__TASK PROMPT__. The data below is to be written out exactly, with no pictures.

(Records excerpted from a collection)
_ _ _
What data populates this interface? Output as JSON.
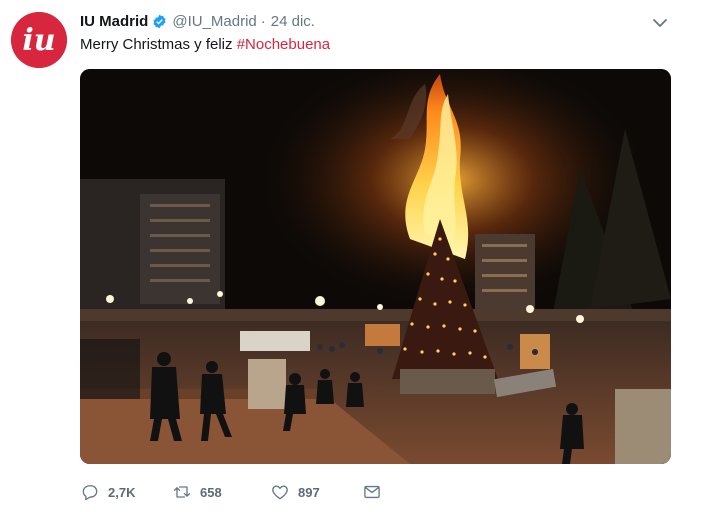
{
  "tweet": {
    "author_name": "IU Madrid",
    "handle": "@IU_Madrid",
    "separator": "·",
    "date": "24 dic.",
    "text_prefix": "Merry Christmas y feliz ",
    "hashtag": "#Nochebuena",
    "avatar_text": "iu"
  },
  "icons": {
    "avatar": "iu-logo",
    "verified": "verified-badge-icon",
    "caret": "chevron-down-icon",
    "reply": "reply-icon",
    "retweet": "retweet-icon",
    "like": "heart-icon",
    "message": "direct-message-icon"
  },
  "actions": {
    "replies": "2,7K",
    "retweets": "658",
    "likes": "897"
  },
  "colors": {
    "brand": "#d7263d",
    "verified": "#1da1f2",
    "muted": "#657786"
  }
}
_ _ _
__SOLVED EXERCISE__.
What data populates this interface? Output as JSON.
{
  "tweet": {
    "author_name": "IU Madrid",
    "handle": "@IU_Madrid",
    "separator": "·",
    "date": "24 dic.",
    "text_prefix": "Merry Christmas y feliz ",
    "hashtag": "#Nochebuena",
    "avatar_text": "iu"
  },
  "icons": {
    "avatar": "iu-logo",
    "verified": "verified-badge-icon",
    "caret": "chevron-down-icon",
    "reply": "reply-icon",
    "retweet": "retweet-icon",
    "like": "heart-icon",
    "message": "direct-message-icon"
  },
  "actions": {
    "replies": "2,7K",
    "retweets": "658",
    "likes": "897"
  },
  "colors": {
    "brand": "#d7263d",
    "verified": "#1da1f2",
    "muted": "#657786"
  }
}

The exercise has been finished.